SOURCE DATA
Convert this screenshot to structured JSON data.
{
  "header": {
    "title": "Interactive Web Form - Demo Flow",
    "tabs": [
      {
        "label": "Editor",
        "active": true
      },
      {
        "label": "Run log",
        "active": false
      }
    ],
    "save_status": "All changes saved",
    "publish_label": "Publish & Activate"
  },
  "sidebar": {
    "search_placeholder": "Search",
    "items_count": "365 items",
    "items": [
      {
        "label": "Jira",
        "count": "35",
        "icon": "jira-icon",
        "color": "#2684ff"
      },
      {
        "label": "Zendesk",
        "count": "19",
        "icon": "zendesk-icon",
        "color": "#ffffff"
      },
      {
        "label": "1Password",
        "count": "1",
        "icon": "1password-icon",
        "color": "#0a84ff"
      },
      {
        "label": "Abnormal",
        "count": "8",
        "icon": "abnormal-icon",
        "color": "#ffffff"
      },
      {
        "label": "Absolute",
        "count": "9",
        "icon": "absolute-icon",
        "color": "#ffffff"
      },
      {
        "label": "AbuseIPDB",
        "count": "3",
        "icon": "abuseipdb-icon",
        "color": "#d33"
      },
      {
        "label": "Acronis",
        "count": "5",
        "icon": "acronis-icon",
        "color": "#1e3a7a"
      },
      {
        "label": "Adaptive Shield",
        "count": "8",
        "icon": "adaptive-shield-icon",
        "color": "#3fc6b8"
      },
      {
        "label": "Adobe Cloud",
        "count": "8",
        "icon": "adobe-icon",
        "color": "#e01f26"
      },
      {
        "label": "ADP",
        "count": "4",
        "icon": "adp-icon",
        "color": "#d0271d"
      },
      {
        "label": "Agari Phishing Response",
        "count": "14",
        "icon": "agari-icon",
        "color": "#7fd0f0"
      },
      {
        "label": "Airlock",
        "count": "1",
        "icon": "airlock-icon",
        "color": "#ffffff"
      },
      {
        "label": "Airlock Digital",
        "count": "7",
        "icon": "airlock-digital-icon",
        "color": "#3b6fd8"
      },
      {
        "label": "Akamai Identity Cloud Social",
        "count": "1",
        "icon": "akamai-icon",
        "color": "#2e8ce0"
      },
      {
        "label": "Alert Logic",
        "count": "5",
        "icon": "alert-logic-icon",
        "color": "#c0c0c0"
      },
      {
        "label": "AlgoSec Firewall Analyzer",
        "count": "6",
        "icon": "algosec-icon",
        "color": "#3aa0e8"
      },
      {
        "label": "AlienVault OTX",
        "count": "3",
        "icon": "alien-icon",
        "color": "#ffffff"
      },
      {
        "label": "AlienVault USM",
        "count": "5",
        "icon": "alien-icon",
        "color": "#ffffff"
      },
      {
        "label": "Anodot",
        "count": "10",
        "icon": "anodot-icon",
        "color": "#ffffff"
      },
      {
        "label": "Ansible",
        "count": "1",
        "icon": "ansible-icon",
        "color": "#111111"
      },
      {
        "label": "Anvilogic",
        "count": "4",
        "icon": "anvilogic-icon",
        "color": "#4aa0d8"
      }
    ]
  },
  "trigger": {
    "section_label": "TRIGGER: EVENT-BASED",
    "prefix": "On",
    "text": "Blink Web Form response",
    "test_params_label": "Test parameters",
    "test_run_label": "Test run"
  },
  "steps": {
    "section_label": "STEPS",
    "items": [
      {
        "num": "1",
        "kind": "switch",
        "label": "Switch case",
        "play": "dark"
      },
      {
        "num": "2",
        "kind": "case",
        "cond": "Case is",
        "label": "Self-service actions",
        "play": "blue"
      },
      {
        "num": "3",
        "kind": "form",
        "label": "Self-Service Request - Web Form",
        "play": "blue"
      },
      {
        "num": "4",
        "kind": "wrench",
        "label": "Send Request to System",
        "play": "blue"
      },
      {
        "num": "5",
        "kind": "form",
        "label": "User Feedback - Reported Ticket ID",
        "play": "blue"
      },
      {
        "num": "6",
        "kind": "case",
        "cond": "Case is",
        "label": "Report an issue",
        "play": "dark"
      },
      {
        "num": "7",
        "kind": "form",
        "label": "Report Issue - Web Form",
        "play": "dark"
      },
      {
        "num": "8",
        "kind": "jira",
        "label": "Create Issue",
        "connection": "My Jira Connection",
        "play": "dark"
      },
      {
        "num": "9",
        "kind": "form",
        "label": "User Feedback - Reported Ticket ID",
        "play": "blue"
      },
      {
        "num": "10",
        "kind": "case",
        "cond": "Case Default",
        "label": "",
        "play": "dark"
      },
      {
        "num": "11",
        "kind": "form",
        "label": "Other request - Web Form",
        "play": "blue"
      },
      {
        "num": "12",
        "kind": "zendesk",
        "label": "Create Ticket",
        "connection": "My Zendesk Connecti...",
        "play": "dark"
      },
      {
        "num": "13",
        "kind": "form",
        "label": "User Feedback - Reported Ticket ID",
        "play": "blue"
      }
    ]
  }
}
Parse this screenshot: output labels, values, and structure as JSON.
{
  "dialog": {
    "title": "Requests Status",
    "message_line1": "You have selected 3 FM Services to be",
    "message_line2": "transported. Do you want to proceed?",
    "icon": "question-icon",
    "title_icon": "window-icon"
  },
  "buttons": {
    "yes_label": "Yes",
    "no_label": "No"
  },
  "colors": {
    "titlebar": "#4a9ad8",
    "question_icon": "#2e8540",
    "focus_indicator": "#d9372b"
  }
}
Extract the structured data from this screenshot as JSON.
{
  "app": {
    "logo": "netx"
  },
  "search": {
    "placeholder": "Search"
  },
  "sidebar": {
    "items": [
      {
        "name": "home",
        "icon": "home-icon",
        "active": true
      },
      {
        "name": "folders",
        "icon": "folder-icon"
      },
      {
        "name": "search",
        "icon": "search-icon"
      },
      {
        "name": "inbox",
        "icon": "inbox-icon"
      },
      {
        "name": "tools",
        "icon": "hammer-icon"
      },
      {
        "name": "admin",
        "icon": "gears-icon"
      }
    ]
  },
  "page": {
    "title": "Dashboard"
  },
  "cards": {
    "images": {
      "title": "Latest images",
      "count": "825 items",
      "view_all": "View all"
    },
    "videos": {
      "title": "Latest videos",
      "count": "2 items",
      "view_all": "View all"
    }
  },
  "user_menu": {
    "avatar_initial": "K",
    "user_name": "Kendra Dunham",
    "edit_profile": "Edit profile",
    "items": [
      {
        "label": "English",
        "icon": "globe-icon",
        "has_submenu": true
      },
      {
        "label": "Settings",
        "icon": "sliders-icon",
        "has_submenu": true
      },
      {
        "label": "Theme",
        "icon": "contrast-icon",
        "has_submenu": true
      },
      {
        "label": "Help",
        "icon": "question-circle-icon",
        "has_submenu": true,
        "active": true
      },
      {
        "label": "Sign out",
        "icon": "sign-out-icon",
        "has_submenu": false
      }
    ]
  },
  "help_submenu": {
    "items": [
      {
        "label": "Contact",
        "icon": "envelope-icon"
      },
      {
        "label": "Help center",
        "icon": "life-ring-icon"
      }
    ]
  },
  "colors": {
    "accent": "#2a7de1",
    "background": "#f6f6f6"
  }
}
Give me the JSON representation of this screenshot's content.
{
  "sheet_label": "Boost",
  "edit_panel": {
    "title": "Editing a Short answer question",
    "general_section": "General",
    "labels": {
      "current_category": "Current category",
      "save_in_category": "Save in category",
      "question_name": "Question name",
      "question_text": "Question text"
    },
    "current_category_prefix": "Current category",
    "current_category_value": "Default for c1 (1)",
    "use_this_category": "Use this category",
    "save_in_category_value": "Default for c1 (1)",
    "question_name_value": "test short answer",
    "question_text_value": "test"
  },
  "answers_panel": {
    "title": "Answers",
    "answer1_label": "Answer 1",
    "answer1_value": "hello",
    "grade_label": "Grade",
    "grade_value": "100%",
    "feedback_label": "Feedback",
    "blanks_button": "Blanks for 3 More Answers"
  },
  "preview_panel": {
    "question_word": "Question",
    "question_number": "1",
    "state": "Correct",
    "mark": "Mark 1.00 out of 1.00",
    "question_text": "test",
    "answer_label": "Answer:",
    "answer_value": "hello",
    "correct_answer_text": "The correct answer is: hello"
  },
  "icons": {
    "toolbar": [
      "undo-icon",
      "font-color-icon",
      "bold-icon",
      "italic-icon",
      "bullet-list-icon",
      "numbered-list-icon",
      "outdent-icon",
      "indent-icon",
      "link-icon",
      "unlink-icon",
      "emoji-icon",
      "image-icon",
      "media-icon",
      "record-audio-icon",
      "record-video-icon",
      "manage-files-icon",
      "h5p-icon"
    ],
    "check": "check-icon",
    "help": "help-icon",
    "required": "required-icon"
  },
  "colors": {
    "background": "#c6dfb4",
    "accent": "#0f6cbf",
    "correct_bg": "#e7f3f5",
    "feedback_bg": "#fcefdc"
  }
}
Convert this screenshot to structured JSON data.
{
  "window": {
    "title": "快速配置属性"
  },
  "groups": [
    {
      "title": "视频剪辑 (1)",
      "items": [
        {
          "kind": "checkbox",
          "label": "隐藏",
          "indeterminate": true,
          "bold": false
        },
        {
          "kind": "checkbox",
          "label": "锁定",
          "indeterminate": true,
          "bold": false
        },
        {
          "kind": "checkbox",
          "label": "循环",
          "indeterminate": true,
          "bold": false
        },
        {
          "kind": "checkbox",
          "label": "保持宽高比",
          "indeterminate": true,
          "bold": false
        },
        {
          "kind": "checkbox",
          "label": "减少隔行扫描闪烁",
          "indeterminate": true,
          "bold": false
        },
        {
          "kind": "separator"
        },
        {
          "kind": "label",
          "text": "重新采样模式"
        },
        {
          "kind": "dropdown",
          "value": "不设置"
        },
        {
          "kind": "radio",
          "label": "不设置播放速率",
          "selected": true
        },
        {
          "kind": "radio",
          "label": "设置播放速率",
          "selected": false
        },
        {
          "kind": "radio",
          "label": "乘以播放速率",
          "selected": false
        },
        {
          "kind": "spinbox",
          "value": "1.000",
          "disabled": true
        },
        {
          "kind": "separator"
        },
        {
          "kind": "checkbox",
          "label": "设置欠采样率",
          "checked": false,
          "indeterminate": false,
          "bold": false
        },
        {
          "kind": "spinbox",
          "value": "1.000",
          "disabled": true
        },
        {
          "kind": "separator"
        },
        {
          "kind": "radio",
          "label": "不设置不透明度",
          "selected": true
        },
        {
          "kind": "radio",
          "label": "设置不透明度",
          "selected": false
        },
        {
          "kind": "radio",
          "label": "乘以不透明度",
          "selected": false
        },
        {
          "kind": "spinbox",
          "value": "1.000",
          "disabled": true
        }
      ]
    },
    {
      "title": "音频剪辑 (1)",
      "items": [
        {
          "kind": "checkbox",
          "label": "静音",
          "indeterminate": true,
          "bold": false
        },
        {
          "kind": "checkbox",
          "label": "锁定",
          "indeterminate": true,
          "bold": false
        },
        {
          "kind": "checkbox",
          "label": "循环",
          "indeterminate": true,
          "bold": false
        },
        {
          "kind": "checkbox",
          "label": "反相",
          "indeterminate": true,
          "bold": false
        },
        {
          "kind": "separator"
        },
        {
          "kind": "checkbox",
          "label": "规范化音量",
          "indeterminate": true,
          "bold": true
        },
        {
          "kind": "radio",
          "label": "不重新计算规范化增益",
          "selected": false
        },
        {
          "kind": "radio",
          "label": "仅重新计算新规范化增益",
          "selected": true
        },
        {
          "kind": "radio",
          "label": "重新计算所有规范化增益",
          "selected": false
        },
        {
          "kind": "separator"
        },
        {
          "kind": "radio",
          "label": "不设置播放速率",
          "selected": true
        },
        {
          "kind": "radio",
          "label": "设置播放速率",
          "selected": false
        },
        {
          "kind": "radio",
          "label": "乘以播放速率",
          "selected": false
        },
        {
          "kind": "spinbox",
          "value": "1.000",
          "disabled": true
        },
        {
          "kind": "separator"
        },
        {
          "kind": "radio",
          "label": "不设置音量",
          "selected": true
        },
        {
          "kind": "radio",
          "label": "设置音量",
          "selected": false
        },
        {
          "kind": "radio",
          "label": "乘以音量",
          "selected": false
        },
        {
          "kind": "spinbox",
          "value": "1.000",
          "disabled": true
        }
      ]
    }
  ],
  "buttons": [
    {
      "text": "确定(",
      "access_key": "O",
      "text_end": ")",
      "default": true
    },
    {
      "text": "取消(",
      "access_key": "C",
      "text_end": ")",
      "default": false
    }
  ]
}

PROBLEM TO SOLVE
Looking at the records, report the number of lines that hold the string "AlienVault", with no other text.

SOLUTION TO THIS PROBLEM
2